The study, which matched 121,589 images of 37,437 people drawn from the State Department's Mexican nonimmigrant visa archive, evaluated how well the various commercially available systems verified identity, identified unknown faces and detected people on a "watch list."

The systems were able to verify a person's identity 90 percent of the time, with a 1 percent error rate. That's about as well as 1998 vintage fingerprinting technologies, NIST said.

The new study looked at demographic factors for the first time. Men were easier to identify than women, and older people easier than younger.

Another crucial variable turned out to be whether people were being identified indoors or outdoors. Indoor environments, where lighting is more easily controlled, provide results that are twice as reliable.

In a mandated report to Congress on the test results, NIST recommended that face-recognition technologies be combined with fingerprinting technologies for greater accuracy.

The vendors evaluated in the study were AcSys Biometrics, Cognitec Systems, C-VIS Computer Vision und Automation, Dream Mirh, Eyematic Interfaces, Iconquest, Identix, Imagis Technologies, Viisage Technology and VisionSphere.

The report singled out a technology called three-dimensional morphable modeling, which fits a 3-D model to a facial image taken from the side, and then turns that image into a frontal shot. NIST said this technology could "significantly improve nonfrontal face recognition."

The accuracy of face recognition from video sequences, by contrast, was only marginally better than from still images, said NIST.
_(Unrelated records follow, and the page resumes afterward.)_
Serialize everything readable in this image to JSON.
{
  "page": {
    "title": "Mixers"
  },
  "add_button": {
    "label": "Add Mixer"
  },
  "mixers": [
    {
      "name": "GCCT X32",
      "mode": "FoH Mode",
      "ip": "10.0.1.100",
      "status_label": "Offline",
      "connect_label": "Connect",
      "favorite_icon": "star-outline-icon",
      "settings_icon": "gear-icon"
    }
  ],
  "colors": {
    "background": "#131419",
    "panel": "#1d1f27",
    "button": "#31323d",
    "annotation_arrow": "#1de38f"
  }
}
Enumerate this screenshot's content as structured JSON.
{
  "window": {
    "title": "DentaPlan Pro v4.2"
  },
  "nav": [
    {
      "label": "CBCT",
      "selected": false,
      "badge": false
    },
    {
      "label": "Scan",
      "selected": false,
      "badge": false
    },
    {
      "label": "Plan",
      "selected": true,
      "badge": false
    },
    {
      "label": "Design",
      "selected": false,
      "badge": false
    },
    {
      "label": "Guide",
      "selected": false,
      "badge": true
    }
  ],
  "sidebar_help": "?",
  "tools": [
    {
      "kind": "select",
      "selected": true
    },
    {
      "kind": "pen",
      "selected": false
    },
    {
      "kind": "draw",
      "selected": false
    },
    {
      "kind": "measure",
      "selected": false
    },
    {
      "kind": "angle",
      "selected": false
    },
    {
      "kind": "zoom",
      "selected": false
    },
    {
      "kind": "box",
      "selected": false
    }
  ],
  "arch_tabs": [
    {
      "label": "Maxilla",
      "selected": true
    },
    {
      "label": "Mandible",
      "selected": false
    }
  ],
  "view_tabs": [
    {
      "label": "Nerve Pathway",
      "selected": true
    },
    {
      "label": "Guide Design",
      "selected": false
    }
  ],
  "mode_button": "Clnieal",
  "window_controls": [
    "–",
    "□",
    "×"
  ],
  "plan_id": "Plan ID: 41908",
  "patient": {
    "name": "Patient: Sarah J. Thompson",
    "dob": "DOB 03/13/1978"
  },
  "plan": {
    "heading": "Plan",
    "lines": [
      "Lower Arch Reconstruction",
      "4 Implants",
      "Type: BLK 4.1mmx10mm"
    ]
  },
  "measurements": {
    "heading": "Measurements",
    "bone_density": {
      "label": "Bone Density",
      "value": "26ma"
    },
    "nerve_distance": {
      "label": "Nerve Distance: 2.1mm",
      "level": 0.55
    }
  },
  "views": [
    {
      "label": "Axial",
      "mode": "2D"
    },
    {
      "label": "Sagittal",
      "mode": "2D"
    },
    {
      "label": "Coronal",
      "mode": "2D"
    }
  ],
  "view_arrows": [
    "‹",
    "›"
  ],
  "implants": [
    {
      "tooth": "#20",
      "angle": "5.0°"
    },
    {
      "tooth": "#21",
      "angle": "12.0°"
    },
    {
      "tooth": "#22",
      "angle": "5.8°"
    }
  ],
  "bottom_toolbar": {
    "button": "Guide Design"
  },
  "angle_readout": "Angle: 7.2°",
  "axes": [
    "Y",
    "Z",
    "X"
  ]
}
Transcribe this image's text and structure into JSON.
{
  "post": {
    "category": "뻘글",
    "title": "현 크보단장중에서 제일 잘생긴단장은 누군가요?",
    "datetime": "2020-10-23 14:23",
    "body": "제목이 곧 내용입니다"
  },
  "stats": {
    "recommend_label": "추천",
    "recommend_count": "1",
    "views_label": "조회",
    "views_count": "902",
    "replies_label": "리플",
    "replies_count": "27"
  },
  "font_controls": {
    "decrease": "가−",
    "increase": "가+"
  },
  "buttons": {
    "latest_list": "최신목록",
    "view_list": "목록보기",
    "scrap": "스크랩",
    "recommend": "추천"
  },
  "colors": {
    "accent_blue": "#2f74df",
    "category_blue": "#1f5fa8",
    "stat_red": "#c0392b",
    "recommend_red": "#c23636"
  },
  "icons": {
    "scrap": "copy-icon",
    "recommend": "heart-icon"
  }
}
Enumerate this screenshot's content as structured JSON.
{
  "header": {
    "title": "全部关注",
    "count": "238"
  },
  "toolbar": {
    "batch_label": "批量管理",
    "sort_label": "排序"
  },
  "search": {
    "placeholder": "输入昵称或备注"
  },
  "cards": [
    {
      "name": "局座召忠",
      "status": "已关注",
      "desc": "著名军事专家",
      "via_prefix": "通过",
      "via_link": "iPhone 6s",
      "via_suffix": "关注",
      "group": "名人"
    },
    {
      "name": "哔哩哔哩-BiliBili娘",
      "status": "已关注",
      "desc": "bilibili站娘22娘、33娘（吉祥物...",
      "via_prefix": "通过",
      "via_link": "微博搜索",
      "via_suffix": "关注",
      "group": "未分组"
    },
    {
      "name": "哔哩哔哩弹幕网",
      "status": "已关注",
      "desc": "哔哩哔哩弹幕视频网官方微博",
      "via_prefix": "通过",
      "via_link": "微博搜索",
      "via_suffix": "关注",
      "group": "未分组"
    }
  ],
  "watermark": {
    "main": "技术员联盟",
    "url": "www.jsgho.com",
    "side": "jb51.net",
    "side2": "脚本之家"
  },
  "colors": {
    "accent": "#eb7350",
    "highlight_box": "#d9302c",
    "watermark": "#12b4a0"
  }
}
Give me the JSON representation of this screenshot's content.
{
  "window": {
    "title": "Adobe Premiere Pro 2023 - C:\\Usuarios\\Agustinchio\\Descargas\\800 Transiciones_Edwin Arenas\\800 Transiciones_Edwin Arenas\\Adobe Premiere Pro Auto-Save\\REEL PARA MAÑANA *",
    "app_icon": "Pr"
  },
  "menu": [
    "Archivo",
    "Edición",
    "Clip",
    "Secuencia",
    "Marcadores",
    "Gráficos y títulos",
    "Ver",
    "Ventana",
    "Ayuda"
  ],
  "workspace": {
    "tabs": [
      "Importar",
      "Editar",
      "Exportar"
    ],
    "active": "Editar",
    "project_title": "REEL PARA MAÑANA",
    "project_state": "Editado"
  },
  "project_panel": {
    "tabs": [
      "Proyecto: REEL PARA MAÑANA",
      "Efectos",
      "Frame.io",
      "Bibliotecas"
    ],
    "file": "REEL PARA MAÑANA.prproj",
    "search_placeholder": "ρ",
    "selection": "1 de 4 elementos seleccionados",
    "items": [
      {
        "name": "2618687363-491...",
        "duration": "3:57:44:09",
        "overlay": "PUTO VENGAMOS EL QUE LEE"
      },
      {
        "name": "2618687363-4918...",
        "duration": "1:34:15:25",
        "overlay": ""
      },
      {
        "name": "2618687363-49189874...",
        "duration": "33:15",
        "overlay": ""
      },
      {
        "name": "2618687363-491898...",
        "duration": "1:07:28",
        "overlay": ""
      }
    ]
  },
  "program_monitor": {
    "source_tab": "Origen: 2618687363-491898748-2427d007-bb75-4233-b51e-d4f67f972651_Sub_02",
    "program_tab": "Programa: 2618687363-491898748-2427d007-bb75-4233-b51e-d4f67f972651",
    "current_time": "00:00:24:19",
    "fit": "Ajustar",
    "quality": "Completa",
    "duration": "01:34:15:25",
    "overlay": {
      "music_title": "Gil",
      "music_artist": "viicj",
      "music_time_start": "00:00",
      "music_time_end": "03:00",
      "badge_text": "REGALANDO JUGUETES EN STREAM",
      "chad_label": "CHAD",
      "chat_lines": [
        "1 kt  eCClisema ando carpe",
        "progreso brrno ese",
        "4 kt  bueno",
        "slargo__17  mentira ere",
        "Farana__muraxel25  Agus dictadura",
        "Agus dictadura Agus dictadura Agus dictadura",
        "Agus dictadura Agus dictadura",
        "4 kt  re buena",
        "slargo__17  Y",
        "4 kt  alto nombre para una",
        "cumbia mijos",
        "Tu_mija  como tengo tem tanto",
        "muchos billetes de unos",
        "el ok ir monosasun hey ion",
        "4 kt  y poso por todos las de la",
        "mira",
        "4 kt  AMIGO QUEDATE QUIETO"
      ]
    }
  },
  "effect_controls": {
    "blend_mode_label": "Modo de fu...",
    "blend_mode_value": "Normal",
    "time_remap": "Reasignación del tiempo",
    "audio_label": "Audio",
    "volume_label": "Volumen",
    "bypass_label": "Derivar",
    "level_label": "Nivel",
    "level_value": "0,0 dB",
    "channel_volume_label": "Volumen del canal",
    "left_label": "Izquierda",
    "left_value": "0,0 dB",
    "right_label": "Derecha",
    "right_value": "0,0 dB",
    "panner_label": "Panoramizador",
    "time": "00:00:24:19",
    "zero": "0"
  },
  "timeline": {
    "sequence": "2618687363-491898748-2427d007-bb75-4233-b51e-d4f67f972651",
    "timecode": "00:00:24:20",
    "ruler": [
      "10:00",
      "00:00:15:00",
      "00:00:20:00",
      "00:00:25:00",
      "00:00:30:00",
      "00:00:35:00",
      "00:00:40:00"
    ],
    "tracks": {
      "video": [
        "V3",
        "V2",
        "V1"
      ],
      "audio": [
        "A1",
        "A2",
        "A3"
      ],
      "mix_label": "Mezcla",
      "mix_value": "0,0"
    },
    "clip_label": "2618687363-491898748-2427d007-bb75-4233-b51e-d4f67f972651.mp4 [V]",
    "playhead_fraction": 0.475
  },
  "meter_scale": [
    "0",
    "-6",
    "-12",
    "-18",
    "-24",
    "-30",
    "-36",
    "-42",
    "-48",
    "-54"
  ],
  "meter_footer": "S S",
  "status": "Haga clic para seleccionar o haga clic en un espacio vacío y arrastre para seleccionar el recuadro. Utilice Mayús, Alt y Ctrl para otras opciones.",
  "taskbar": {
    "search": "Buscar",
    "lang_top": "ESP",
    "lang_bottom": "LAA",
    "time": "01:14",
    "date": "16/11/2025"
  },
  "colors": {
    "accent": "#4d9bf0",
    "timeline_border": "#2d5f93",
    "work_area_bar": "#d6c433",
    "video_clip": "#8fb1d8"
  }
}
NIST said it had developed an XML-based evaluation protocol and scoring suite for the report that would be useful for both face-recognition tests and other evaluations of biometric technologies.